[Page and application data records]

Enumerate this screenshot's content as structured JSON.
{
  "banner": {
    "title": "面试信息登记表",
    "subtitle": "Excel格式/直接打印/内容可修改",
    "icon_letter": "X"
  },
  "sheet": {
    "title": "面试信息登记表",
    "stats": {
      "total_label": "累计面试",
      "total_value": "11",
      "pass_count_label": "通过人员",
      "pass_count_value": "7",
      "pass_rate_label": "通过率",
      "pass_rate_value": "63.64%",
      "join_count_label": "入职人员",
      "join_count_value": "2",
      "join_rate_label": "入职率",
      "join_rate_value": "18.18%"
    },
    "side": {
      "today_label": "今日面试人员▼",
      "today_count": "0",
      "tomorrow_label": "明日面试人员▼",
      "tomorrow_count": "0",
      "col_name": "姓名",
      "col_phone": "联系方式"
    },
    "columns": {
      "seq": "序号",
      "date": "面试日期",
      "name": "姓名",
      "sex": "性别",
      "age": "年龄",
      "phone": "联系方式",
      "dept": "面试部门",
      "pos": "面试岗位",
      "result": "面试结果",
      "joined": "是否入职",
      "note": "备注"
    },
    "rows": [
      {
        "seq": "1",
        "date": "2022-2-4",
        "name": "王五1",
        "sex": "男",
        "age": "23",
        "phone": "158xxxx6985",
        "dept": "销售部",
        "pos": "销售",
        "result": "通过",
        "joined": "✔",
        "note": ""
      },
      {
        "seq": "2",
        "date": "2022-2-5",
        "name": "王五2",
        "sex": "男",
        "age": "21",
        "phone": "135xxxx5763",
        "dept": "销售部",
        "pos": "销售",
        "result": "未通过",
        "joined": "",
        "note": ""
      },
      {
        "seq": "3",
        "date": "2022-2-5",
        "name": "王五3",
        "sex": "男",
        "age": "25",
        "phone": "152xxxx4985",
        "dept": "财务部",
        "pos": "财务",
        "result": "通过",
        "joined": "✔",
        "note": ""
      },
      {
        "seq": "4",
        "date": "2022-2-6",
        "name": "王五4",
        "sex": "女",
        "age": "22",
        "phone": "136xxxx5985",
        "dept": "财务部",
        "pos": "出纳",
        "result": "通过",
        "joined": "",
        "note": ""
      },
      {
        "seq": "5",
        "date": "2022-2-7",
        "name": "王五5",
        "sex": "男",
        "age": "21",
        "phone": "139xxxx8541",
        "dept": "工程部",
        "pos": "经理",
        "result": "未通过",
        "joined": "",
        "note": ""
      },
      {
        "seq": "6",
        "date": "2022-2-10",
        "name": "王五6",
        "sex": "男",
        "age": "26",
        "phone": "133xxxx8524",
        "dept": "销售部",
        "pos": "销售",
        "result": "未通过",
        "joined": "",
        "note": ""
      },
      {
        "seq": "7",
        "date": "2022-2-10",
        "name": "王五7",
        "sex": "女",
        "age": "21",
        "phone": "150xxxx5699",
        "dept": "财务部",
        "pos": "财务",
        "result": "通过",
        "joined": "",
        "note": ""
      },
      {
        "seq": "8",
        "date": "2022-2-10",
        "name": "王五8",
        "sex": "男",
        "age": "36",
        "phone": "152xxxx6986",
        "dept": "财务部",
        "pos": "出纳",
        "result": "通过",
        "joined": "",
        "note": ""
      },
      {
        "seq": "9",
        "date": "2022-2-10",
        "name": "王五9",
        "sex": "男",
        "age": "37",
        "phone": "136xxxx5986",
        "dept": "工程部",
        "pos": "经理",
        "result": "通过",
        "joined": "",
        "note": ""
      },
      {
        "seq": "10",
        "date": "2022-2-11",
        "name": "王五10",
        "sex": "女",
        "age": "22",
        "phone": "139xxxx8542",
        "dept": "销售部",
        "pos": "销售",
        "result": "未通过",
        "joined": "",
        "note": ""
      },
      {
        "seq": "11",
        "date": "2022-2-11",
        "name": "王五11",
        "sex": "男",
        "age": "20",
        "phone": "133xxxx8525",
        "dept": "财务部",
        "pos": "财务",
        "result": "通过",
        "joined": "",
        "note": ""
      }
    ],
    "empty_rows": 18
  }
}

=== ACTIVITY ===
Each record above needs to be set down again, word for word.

=== FINISHED EXERCISE ===
Enumerate this screenshot's content as structured JSON.
{
  "banner": {
    "title": "面试信息登记表",
    "subtitle": "Excel格式/直接打印/内容可修改",
    "icon_letter": "X"
  },
  "sheet": {
    "title": "面试信息登记表",
    "stats": {
      "total_label": "累计面试",
      "total_value": "11",
      "pass_count_label": "通过人员",
      "pass_count_value": "7",
      "pass_rate_label": "通过率",
      "pass_rate_value": "63.64%",
      "join_count_label": "入职人员",
      "join_count_value": "2",
      "join_rate_label": "入职率",
      "join_rate_value": "18.18%"
    },
    "side": {
      "today_label": "今日面试人员▼",
      "today_count": "0",
      "tomorrow_label": "明日面试人员▼",
      "tomorrow_count": "0",
      "col_name": "姓名",
      "col_phone": "联系方式"
    },
    "columns": {
      "seq": "序号",
      "date": "面试日期",
      "name": "姓名",
      "sex": "性别",
      "age": "年龄",
      "phone": "联系方式",
      "dept": "面试部门",
      "pos": "面试岗位",
      "result": "面试结果",
      "joined": "是否入职",
      "note": "备注"
    },
    "rows": [
      {
        "seq": "1",
        "date": "2022-2-4",
        "name": "王五1",
        "sex": "男",
        "age": "23",
        "phone": "158xxxx6985",
        "dept": "销售部",
        "pos": "销售",
        "result": "通过",
        "joined": "✔",
        "note": ""
      },
      {
        "seq": "2",
        "date": "2022-2-5",
        "name": "王五2",
        "sex": "男",
        "age": "21",
        "phone": "135xxxx5763",
        "dept": "销售部",
        "pos": "销售",
        "result": "未通过",
        "joined": "",
        "note": ""
      },
      {
        "seq": "3",
        "date": "2022-2-5",
        "name": "王五3",
        "sex": "男",
        "age": "25",
        "phone": "152xxxx4985",
        "dept": "财务部",
        "pos": "财务",
        "result": "通过",
        "joined": "✔",
        "note": ""
      },
      {
        "seq": "4",
        "date": "2022-2-6",
        "name": "王五4",
        "sex": "女",
        "age": "22",
        "phone": "136xxxx5985",
        "dept": "财务部",
        "pos": "出纳",
        "result": "通过",
        "joined": "",
        "note": ""
      },
      {
        "seq": "5",
        "date": "2022-2-7",
        "name": "王五5",
        "sex": "男",
        "age": "21",
        "phone": "139xxxx8541",
        "dept": "工程部",
        "pos": "经理",
        "result": "未通过",
        "joined": "",
        "note": ""
      },
      {
        "seq": "6",
        "date": "2022-2-10",
        "name": "王五6",
        "sex": "男",
        "age": "26",
        "phone": "133xxxx8524",
        "dept": "销售部",
        "pos": "销售",
        "result": "未通过",
        "joined": "",
        "note": ""
      },
      {
        "seq": "7",
        "date": "2022-2-10",
        "name": "王五7",
        "sex": "女",
        "age": "21",
        "phone": "150xxxx5699",
        "dept": "财务部",
        "pos": "财务",
        "result": "通过",
        "joined": "",
        "note": ""
      },
      {
        "seq": "8",
        "date": "2022-2-10",
        "name": "王五8",
        "sex": "男",
        "age": "36",
        "phone": "152xxxx6986",
        "dept": "财务部",
        "pos": "出纳",
        "result": "通过",
        "joined": "",
        "note": ""
      },
      {
        "seq": "9",
        "date": "2022-2-10",
        "name": "王五9",
        "sex": "男",
        "age": "37",
        "phone": "136xxxx5986",
        "dept": "工程部",
        "pos": "经理",
        "result": "通过",
        "joined": "",
        "note": ""
      },
      {
        "seq": "10",
        "date": "2022-2-11",
        "name": "王五10",
        "sex": "女",
        "age": "22",
        "phone": "139xxxx8542",
        "dept": "销售部",
        "pos": "销售",
        "result": "未通过",
        "joined": "",
        "note": ""
      },
      {
        "seq": "11",
        "date": "2022-2-11",
        "name": "王五11",
        "sex": "男",
        "age": "20",
        "phone": "133xxxx8525",
        "dept": "财务部",
        "pos": "财务",
        "result": "通过",
        "joined": "",
        "note": ""
      }
    ],
    "empty_rows": 18
  }
}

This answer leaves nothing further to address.